We’re told by those who are progressing toward the truth about our origins that, next, this replicator molecule (still fermenting in the primeval soup, or in the thermal vent, or in the molten rocks 1,000 degrees Centigrade) copied itself again and again until some became living cells filled with DNA, RNA, and the other amazingly complex stuff of a single cell. And this spontaneous generation happened through the laws of physics and chemistry alone, though no one has ever seen the laws of physics and chemistry alone spontaneously generate molecules into anything close to life; scientists can’t even do it in tightly-controlled labs.
Then, billions of years later, now through random mutation and natural selection, these living cells evolved into beaucoup de living entities, including dinosaurs, some weighing about 70 tons. (From a microscopic replicator molecule to 140,000 pound Brontosaurs; what a trek that much have been!) However, something knocked off the dinosaurs, and the theory du jour is that a giant asteroid, filling the air with dust and dirt, did them in. Others hypothesize that volcanic activity caused their demise; and, finally, some blame it on, yes, good old climate change.

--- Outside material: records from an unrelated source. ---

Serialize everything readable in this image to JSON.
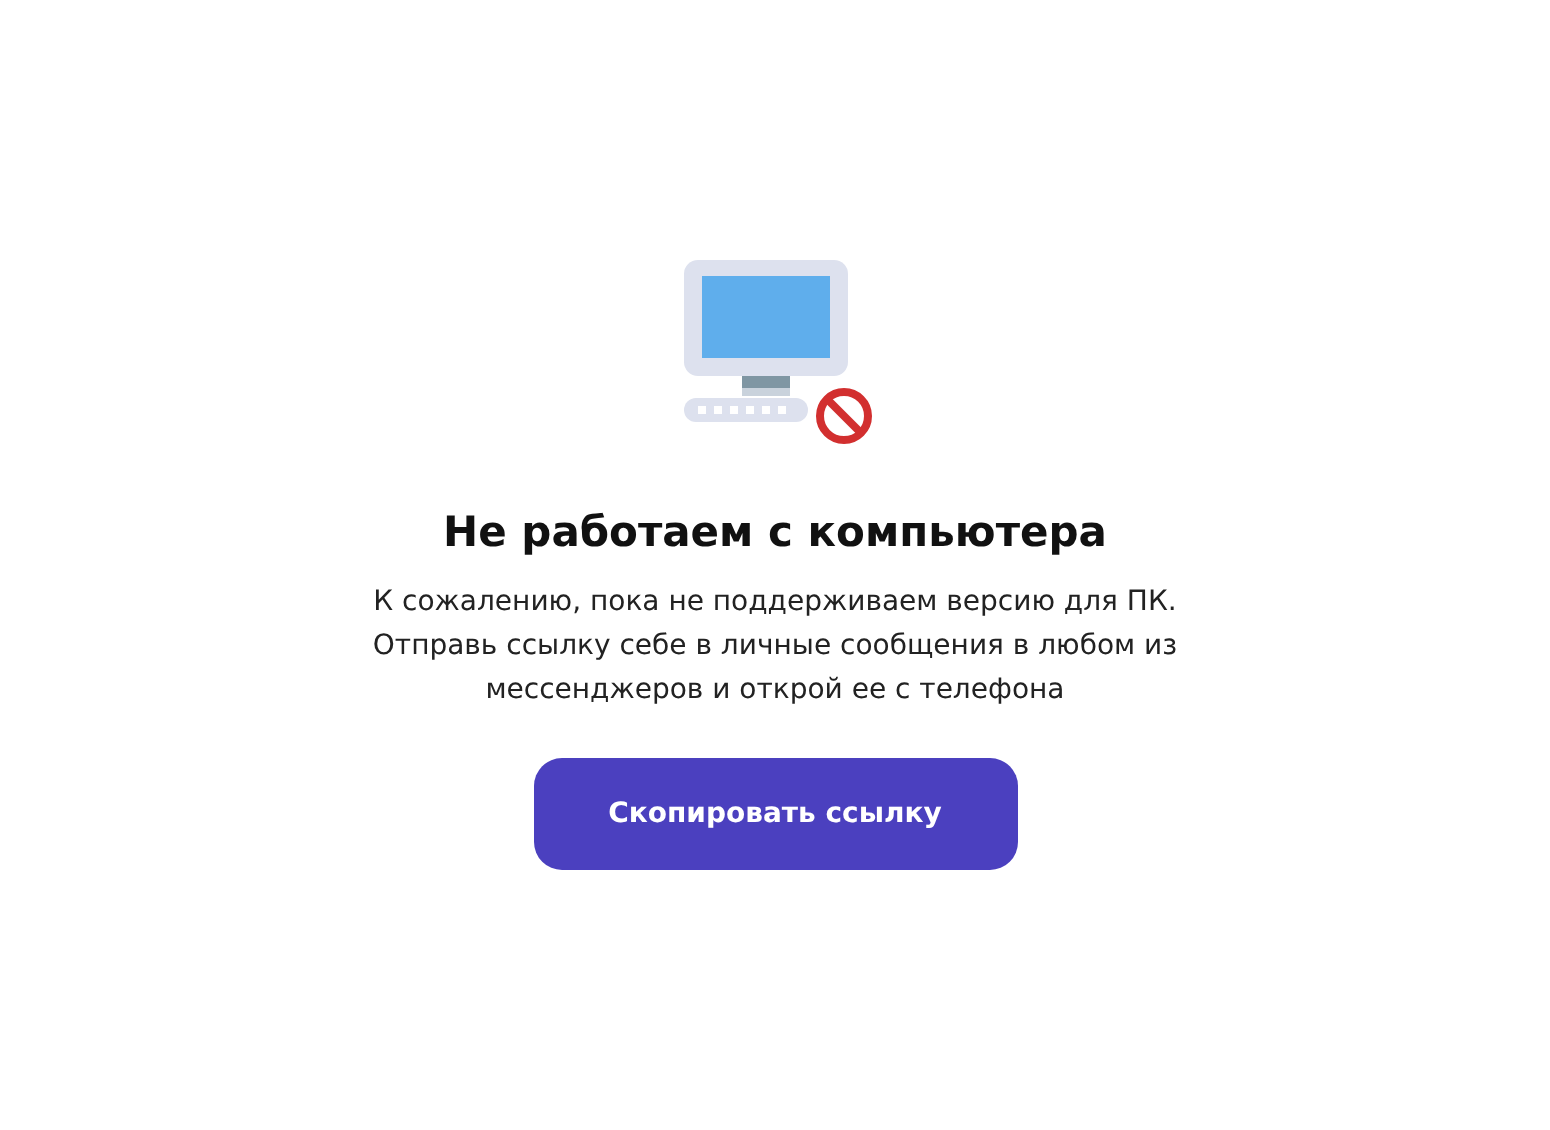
{
  "title": "Не работаем с компьютера",
  "message_lines": [
    "К сожалению, пока не поддерживаем версию для ПК.",
    "Отправь ссылку себе в личные сообщения в любом из",
    "мессенджеров и открой ее с телефона"
  ],
  "button": {
    "label": "Скопировать ссылку"
  }
}
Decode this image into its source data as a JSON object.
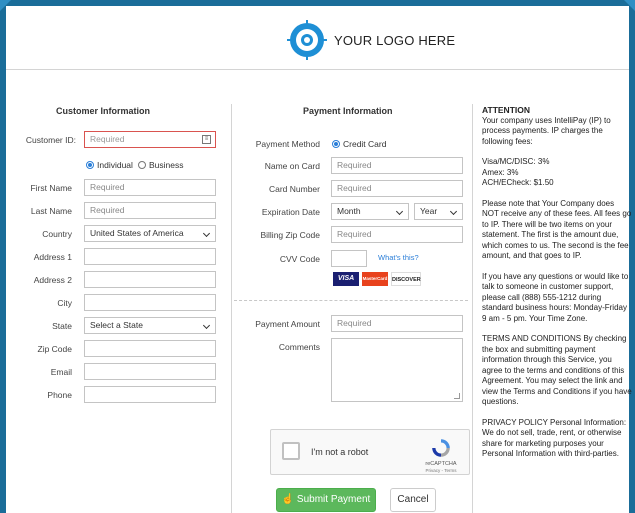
{
  "header": {
    "logo_text": "YOUR LOGO HERE"
  },
  "customer": {
    "title": "Customer Information",
    "customer_id_label": "Customer ID:",
    "customer_id_placeholder": "Required",
    "type_individual": "Individual",
    "type_business": "Business",
    "first_name_label": "First Name",
    "first_name_placeholder": "Required",
    "last_name_label": "Last Name",
    "last_name_placeholder": "Required",
    "country_label": "Country",
    "country_value": "United States of America",
    "address1_label": "Address 1",
    "address2_label": "Address 2",
    "city_label": "City",
    "state_label": "State",
    "state_value": "Select a State",
    "zip_label": "Zip Code",
    "email_label": "Email",
    "phone_label": "Phone"
  },
  "payment": {
    "title": "Payment Information",
    "method_label": "Payment Method",
    "method_value": "Credit Card",
    "name_label": "Name on Card",
    "name_placeholder": "Required",
    "number_label": "Card Number",
    "number_placeholder": "Required",
    "exp_label": "Expiration Date",
    "exp_month": "Month",
    "exp_year": "Year",
    "zip_label": "Billing Zip Code",
    "zip_placeholder": "Required",
    "cvv_label": "CVV Code",
    "cvv_help": "What's this?",
    "cards": [
      "VISA",
      "MasterCard",
      "DISCOVER"
    ],
    "amount_label": "Payment Amount",
    "amount_placeholder": "Required",
    "comments_label": "Comments"
  },
  "recaptcha": {
    "label": "I'm not a robot",
    "brand": "reCAPTCHA",
    "terms": "Privacy - Terms"
  },
  "actions": {
    "submit": "Submit Payment",
    "cancel": "Cancel"
  },
  "attention": {
    "title": "ATTENTION",
    "intro": "Your company uses IntelliPay (IP) to process payments. IP charges the following fees:",
    "fee1": "Visa/MC/DISC:  3%",
    "fee2": "Amex: 3%",
    "fee3": "ACH/ECheck: $1.50",
    "note": "Please note that Your Company does NOT receive any of these fees.  All fees go to IP. There will be two items on your statement. The first is the amount due, which comes to us.  The second is the fee amount, and that goes to IP.",
    "questions": "If you have any questions or would like to talk to someone in customer support, please call (888) 555-1212 during standard business hours: Monday-Friday 9 am - 5 pm. Your Time Zone.",
    "terms": "TERMS AND CONDITIONS By checking the box and submitting payment information through this Service, you agree to the terms and conditions of this Agreement. You may select the link and view the Terms and Conditions if you have questions.",
    "privacy": "PRIVACY POLICY Personal Information: We do not sell, trade, rent, or otherwise share for marketing purposes your Personal Information with third-parties."
  },
  "colors": {
    "frame": "#1a6d99",
    "accent": "#1e8fd5",
    "submit": "#5cb85c",
    "error": "#d9534f",
    "link": "#2a7ed8"
  }
}
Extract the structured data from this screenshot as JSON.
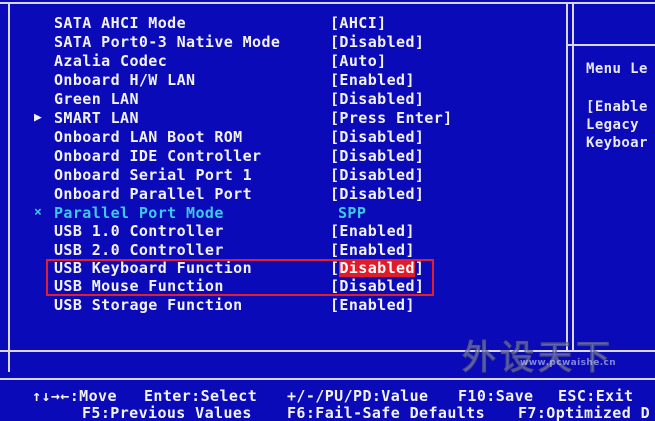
{
  "settings": [
    {
      "label": "SATA AHCI Mode",
      "value": "[AHCI]",
      "marker": ""
    },
    {
      "label": "SATA Port0-3 Native Mode",
      "value": "[Disabled]",
      "marker": ""
    },
    {
      "label": "Azalia Codec",
      "value": "[Auto]",
      "marker": ""
    },
    {
      "label": "Onboard H/W LAN",
      "value": "[Enabled]",
      "marker": ""
    },
    {
      "label": "Green LAN",
      "value": "[Disabled]",
      "marker": ""
    },
    {
      "label": "SMART LAN",
      "value": "[Press Enter]",
      "marker": "▶"
    },
    {
      "label": "Onboard LAN Boot ROM",
      "value": "[Disabled]",
      "marker": ""
    },
    {
      "label": "Onboard IDE Controller",
      "value": "[Disabled]",
      "marker": ""
    },
    {
      "label": "Onboard Serial Port 1",
      "value": "[Disabled]",
      "marker": ""
    },
    {
      "label": "Onboard Parallel Port",
      "value": "[Disabled]",
      "marker": ""
    },
    {
      "label": "Parallel Port Mode",
      "value": "SPP",
      "marker": "×"
    },
    {
      "label": "USB 1.0 Controller",
      "value": "[Enabled]",
      "marker": ""
    },
    {
      "label": "USB 2.0 Controller",
      "value": "[Enabled]",
      "marker": ""
    },
    {
      "label": "USB Keyboard Function",
      "value_open": "[",
      "value_selected": "Disabled",
      "value_close": "]",
      "marker": ""
    },
    {
      "label": "USB Mouse Function",
      "value": "[Disabled]",
      "marker": ""
    },
    {
      "label": "USB Storage Function",
      "value": "[Enabled]",
      "marker": ""
    }
  ],
  "help": {
    "title": "Menu Le",
    "line1": "[Enable",
    "line2": "Legacy",
    "line3": "Keyboar"
  },
  "footer": {
    "row1": {
      "move": "↑↓→←:Move",
      "select": "Enter:Select",
      "value": "+/-/PU/PD:Value",
      "save": "F10:Save",
      "exit": "ESC:Exit"
    },
    "row2": {
      "previous": "F5:Previous Values",
      "failsafe": "F6:Fail-Safe Defaults",
      "optimized": "F7:Optimized D"
    }
  },
  "watermark": {
    "text": "外设天下",
    "url": "www.pcwaishe.cn"
  },
  "colors": {
    "background": "#0a0ab8",
    "text": "#f2f2f2",
    "disabled_text": "#41c7e8",
    "highlight": "#e01c2a"
  }
}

Whatever killed off the dinosaurs paved the way for new life to arise, everything from peach trees (though I still wonder, in an evolutionary model what came first, the peach or the peach pit?) to human beings with conscious rational minds, a transition about as likely as organic molecules spontaneously generating into life.

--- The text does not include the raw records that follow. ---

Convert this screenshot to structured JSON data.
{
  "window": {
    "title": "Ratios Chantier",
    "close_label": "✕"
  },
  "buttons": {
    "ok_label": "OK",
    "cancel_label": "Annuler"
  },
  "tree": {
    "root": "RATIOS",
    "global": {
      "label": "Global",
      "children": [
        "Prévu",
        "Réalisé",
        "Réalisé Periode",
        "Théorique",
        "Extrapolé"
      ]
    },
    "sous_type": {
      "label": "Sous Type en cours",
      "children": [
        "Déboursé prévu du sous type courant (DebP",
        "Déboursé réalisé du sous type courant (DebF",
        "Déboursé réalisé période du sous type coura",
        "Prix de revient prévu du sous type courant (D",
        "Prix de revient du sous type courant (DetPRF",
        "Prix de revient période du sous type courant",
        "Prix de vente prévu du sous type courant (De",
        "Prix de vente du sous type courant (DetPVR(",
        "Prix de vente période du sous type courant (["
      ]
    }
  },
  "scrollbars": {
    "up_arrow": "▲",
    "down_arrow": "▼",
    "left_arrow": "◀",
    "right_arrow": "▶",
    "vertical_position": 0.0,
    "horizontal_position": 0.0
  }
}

In another online column, “The Neo-Darwinian Inquisition” (Jul. 21, 2017), I mentioned that an atheist philosopher, Thomas Nagel, disputed the idea that carbon-based matter, even as complicated as human neurons, could on its own evolve into conscious, rational, and loving beings. In response, a commentator railed against Nagel’s position, arguing that Nagel obviously hadn’t read much in “evolutionary neurobiology.”
You have no idea how funny I found that, too.

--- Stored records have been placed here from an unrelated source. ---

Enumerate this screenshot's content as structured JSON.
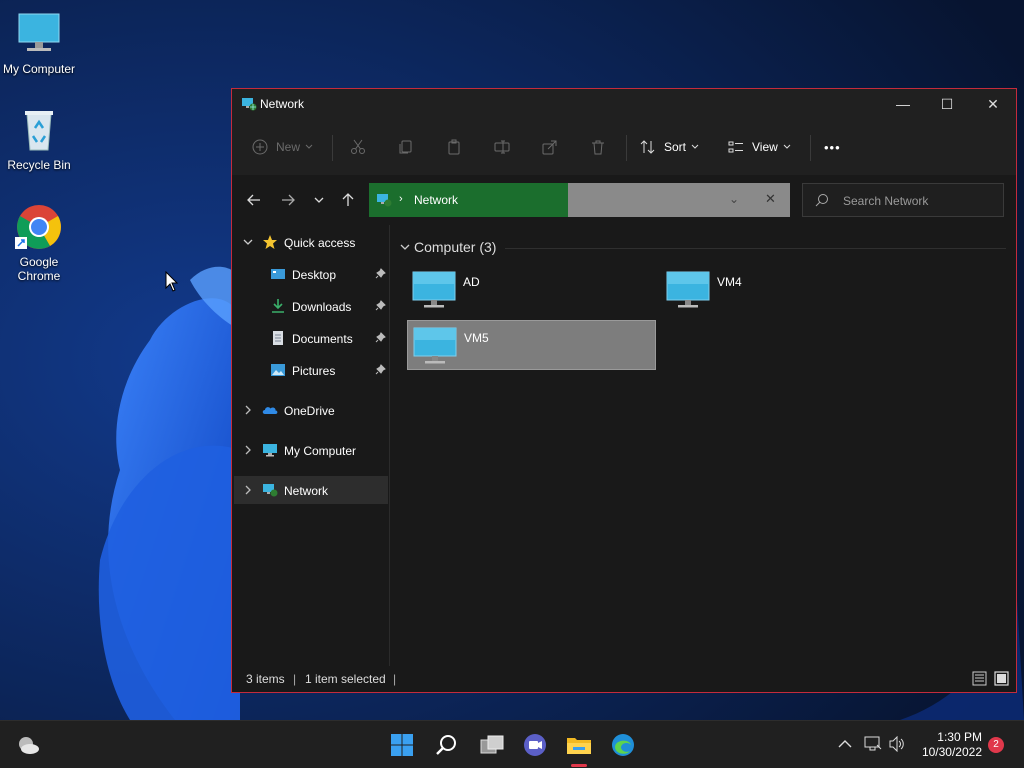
{
  "desktop": {
    "icons": [
      {
        "label": "My Computer"
      },
      {
        "label": "Recycle Bin"
      },
      {
        "label": "Google Chrome"
      }
    ]
  },
  "window": {
    "title": "Network",
    "controls": {
      "minimize": "—",
      "maximize": "☐",
      "close": "✕"
    }
  },
  "commandbar": {
    "new_label": "New",
    "sort_label": "Sort",
    "view_label": "View",
    "more_label": "•••"
  },
  "address": {
    "segment": "Network",
    "chevron": "›",
    "dropdown": "⌄",
    "clear": "✕"
  },
  "search": {
    "placeholder": "Search Network"
  },
  "navpane": {
    "items": [
      {
        "label": "Quick access"
      },
      {
        "label": "Desktop"
      },
      {
        "label": "Downloads"
      },
      {
        "label": "Documents"
      },
      {
        "label": "Pictures"
      },
      {
        "label": "OneDrive"
      },
      {
        "label": "My Computer"
      },
      {
        "label": "Network"
      }
    ]
  },
  "content": {
    "group_header": "Computer (3)",
    "items": [
      {
        "name": "AD"
      },
      {
        "name": "VM4"
      },
      {
        "name": "VM5"
      }
    ]
  },
  "status": {
    "item_count": "3 items",
    "selection": "1 item selected",
    "separator": "|"
  },
  "taskbar": {
    "time": "1:30 PM",
    "date": "10/30/2022",
    "notification_count": "2"
  },
  "colors": {
    "accent_border": "#c42b3c",
    "address_highlight": "#1b6e2d",
    "monitor_blue": "#3bb4e0"
  }
}
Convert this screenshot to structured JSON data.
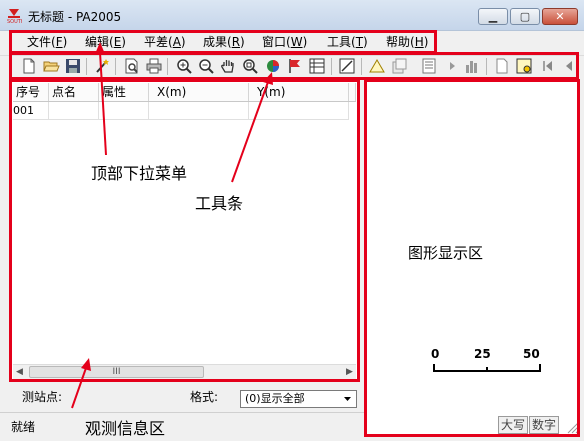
{
  "window": {
    "title": "无标题 - PA2005"
  },
  "menu": [
    {
      "label": "文件(",
      "key": "F",
      "tail": ")"
    },
    {
      "label": "编辑(",
      "key": "E",
      "tail": ")"
    },
    {
      "label": "平差(",
      "key": "A",
      "tail": ")"
    },
    {
      "label": "成果(",
      "key": "R",
      "tail": ")"
    },
    {
      "label": "窗口(",
      "key": "W",
      "tail": ")"
    },
    {
      "label": "工具(",
      "key": "T",
      "tail": ")"
    },
    {
      "label": "帮助(",
      "key": "H",
      "tail": ")"
    }
  ],
  "toolbar": {
    "icons": [
      "new-file-icon",
      "open-folder-icon",
      "save-icon",
      "magic-wand-icon",
      "print-preview-icon",
      "print-icon",
      "zoom-in-icon",
      "zoom-out-icon",
      "pan-hand-icon",
      "zoom-window-icon",
      "color-globe-icon",
      "flag-icon",
      "table-view-icon",
      "calculate-icon",
      "triangle-icon",
      "export-icon",
      "report-icon",
      "play-icon",
      "bar-chart-icon",
      "page-icon",
      "select-icon",
      "first-icon",
      "prev-icon"
    ]
  },
  "grid": {
    "columns": [
      "序号",
      "点名",
      "属性",
      "X(m)",
      "Y(m)"
    ],
    "rows": [
      [
        "001",
        "",
        "",
        "",
        ""
      ]
    ],
    "hscroll_thumb": "III"
  },
  "graphic": {
    "label": "图形显示区",
    "scale": [
      "0",
      "25",
      "50"
    ]
  },
  "bottom": {
    "station_label": "测站点:",
    "format_label": "格式:",
    "format_value": "(0)显示全部",
    "status": "就绪",
    "caps": "大写",
    "num": "数字"
  },
  "annotations": {
    "menu": "顶部下拉菜单",
    "toolbar": "工具条",
    "obs": "观测信息区"
  },
  "colors": {
    "annotation": "#e4001b"
  }
}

I mean, we have living and breathing bona fide rational conscious human beings to study every day; we scan brains, map brains, dissect brains, and scrutinize them in devices worth millions of dollars. We watch neurons fire and even peer into their guts. Yet with all this here and now and immediately before us, scientists remain baffled at how consciousness works, or how brain matter translates what’s outside of it into qualia, images, thoughts, rationality, and the ability to make and to appreciate music. Human consciousness persists as perhaps the greatest physical (or is it only physical?) mystery before us.
Yet what? This commentator claimed that if only poor Thomas Nagel had read some scholarly papers, written by conscious beings speculating about what might have happened millions of years ago, with things that do not exist now but that, nevertheless, supposedly caused carbon-based, non-conscious matter to become thinking and loving human beings; if only he had done so, then Thomas Nagel wouldn’t have challenged evolution’s ability to explain the origin of human thought and consciousness. I found that funny because scientists don’t know what consciousness is, much less how it works, even with it before them in flesh and blood and grey matter. Yet according to this comment, evolutionary biology has answers to how it arose millions of years ago.
But I digress. Back to the issue: What does science teach about origins? It teaches that because of gravity—dinosaurs, peach trees, rational human beings, everything—came from nothing, with no forethought or planning.
Any wonder, then, I find the notion that science is progressing toward the truthabout origins funny, but sad, too?
Clifford Goldstein is editor of the Adult Sabbath School Bible Study Guide. His latest book, Baptizing the Devil: Evolution and the Seduction of Christianity, will be released by Pacific Press in September 2017.